[[ MATERIAL SHOWN, beginning ]]
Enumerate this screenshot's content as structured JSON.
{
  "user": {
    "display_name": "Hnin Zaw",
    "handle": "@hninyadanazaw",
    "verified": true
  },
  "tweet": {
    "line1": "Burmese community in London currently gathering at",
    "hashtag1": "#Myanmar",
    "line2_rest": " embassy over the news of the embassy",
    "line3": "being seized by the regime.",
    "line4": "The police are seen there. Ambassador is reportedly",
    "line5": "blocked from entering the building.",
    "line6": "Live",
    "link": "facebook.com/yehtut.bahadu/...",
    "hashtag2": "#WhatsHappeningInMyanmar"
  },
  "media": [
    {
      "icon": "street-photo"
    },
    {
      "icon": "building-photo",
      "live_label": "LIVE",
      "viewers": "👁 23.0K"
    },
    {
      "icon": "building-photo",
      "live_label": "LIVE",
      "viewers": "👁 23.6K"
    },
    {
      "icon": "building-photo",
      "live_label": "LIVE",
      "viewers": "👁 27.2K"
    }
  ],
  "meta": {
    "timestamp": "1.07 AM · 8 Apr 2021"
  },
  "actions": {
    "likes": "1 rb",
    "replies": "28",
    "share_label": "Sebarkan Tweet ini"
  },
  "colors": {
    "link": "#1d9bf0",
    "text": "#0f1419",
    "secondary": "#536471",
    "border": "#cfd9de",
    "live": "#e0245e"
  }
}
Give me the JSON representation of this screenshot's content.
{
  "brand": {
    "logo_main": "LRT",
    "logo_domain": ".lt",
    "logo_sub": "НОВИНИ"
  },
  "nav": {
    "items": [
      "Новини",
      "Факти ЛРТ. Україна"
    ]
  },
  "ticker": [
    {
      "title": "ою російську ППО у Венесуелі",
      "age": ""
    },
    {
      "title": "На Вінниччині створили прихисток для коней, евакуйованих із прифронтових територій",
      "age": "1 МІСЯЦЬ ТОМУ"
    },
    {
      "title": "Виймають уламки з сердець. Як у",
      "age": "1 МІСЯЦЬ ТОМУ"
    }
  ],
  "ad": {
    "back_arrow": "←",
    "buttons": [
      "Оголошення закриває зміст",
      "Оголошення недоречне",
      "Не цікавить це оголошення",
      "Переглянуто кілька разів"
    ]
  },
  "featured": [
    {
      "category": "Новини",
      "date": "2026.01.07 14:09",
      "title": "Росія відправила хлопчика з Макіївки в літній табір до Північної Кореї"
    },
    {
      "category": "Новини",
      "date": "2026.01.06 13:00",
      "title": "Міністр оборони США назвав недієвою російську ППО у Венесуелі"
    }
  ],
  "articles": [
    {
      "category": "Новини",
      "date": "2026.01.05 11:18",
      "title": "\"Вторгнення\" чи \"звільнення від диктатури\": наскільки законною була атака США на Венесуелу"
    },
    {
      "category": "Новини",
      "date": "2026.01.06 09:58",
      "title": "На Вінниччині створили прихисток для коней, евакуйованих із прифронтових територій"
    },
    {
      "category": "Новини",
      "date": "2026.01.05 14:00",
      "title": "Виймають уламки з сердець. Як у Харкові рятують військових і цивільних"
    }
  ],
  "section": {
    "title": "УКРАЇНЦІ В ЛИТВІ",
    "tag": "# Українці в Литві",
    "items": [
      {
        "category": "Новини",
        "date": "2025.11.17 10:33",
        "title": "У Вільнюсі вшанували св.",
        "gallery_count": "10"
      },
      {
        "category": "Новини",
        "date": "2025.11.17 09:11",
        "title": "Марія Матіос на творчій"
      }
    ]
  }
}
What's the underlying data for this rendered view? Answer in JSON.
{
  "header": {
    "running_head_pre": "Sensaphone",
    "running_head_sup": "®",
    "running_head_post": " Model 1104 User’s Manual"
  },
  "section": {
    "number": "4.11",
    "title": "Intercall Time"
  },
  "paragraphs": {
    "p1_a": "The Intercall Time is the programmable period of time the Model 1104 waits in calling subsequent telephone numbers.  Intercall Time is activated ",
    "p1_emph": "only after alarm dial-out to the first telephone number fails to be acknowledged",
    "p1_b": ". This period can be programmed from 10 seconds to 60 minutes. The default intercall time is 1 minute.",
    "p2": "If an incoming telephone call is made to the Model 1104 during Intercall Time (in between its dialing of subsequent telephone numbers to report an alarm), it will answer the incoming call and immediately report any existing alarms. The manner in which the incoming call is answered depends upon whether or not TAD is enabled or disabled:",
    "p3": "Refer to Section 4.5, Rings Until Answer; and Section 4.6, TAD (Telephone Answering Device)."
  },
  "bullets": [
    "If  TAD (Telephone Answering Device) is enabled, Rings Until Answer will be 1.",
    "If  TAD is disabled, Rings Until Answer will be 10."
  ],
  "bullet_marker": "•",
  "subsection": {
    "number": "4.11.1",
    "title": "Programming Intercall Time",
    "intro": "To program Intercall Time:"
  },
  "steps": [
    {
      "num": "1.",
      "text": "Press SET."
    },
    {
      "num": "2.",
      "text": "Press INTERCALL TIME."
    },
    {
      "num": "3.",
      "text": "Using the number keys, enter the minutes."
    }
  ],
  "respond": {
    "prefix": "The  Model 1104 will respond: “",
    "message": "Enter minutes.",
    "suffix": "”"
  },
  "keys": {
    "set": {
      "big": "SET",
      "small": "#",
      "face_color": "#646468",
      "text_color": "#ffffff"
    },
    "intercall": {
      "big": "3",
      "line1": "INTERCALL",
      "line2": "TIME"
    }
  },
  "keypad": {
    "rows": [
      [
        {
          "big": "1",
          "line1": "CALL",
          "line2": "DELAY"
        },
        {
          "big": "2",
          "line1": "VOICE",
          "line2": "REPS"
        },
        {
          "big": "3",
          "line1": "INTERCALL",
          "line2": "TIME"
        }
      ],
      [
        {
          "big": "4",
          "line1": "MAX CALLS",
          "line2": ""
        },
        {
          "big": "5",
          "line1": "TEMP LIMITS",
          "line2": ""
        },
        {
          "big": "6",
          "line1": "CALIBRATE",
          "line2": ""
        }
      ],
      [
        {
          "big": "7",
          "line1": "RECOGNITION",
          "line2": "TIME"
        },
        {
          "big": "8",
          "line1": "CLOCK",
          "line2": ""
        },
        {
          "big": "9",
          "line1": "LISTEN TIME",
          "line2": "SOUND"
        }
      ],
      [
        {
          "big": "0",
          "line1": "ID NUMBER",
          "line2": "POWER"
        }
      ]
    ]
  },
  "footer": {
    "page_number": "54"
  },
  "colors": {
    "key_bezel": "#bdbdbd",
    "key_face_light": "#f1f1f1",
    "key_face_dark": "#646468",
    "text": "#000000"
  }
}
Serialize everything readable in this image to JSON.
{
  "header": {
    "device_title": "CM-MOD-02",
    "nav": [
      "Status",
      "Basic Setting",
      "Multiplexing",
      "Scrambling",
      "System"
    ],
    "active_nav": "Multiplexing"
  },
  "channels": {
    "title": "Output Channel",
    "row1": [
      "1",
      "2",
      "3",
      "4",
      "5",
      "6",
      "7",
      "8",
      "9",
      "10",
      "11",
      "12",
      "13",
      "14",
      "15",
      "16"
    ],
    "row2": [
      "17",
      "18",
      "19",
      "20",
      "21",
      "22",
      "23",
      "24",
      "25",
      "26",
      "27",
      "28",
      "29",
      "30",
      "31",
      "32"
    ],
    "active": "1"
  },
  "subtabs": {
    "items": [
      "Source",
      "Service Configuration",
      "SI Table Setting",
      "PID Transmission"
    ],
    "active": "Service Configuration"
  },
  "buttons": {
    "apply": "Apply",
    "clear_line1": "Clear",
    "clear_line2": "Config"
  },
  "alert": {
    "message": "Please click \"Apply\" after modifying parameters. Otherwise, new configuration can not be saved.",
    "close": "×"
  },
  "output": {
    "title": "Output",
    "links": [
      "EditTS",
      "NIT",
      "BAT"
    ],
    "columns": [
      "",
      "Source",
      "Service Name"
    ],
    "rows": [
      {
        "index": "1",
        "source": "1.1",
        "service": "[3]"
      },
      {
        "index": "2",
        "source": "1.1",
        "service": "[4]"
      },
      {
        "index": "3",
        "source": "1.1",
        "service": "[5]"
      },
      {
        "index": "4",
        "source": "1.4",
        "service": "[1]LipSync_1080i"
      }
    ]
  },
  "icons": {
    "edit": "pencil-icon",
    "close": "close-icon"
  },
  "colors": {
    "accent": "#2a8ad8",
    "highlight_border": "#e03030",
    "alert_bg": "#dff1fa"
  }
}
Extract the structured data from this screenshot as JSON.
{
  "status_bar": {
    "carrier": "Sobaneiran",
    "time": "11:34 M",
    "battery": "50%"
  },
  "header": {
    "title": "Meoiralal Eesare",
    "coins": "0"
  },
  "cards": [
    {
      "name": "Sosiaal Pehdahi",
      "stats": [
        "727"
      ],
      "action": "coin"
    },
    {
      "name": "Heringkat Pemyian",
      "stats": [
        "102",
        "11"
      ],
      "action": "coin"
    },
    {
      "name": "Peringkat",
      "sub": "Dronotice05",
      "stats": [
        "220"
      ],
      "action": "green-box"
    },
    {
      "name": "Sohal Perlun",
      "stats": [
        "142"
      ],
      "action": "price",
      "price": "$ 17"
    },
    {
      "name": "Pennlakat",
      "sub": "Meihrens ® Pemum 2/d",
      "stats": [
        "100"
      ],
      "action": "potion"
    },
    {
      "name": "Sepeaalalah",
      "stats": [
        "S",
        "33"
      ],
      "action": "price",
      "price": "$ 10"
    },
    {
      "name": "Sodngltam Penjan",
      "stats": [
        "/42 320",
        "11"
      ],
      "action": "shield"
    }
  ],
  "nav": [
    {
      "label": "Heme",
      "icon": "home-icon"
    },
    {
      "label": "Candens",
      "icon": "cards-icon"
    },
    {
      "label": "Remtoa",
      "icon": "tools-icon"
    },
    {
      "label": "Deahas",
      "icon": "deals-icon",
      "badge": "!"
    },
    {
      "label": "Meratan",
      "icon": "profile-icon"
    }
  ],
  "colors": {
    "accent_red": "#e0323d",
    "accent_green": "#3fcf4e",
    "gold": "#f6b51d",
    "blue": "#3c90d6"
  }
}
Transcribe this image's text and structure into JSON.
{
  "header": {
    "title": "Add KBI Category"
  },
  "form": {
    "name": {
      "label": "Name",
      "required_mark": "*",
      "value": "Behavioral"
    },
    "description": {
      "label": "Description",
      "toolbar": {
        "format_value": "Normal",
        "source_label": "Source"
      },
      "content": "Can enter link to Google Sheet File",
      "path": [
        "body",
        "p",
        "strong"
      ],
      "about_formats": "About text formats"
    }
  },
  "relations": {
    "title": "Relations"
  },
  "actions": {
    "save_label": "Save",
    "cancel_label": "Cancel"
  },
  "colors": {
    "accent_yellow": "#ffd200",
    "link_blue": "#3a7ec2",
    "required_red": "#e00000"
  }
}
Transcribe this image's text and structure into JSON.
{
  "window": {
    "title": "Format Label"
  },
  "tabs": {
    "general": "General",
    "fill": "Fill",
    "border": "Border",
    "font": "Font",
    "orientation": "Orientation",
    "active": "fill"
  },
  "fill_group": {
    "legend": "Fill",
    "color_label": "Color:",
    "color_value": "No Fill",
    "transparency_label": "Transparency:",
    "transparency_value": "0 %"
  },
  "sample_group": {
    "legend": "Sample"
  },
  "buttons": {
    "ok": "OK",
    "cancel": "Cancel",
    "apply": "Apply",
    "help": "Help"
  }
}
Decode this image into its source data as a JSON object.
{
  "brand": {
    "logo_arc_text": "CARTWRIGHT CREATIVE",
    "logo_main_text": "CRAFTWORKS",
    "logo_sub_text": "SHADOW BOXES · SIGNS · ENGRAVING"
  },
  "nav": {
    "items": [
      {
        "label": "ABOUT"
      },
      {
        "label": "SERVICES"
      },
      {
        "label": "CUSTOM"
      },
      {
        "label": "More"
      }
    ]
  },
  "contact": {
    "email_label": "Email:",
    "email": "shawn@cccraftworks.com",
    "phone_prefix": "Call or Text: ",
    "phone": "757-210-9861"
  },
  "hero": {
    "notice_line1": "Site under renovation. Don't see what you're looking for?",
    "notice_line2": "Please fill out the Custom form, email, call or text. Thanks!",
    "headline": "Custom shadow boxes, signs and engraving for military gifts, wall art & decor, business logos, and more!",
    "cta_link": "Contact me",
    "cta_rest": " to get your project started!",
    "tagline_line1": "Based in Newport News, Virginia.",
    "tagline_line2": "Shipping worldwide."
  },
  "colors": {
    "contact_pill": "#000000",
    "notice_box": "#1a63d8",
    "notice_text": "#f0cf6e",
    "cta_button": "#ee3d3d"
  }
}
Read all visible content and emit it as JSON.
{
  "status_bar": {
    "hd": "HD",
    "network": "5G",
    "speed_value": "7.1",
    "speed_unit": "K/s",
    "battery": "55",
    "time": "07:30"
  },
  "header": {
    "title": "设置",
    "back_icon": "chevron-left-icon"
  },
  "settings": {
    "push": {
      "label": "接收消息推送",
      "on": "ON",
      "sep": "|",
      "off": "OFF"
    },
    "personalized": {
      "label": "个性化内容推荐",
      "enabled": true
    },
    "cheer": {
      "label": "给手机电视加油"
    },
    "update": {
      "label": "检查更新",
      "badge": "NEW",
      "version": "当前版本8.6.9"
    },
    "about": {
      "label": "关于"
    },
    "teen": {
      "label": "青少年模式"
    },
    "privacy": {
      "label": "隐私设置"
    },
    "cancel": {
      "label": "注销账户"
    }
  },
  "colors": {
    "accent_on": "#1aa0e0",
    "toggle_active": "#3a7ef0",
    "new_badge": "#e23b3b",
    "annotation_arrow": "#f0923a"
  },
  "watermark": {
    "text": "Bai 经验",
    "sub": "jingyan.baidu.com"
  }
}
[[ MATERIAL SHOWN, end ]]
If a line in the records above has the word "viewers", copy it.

      "viewers": "👁 23.0K"
      "viewers": "👁 23.6K"
      "viewers": "👁 27.2K"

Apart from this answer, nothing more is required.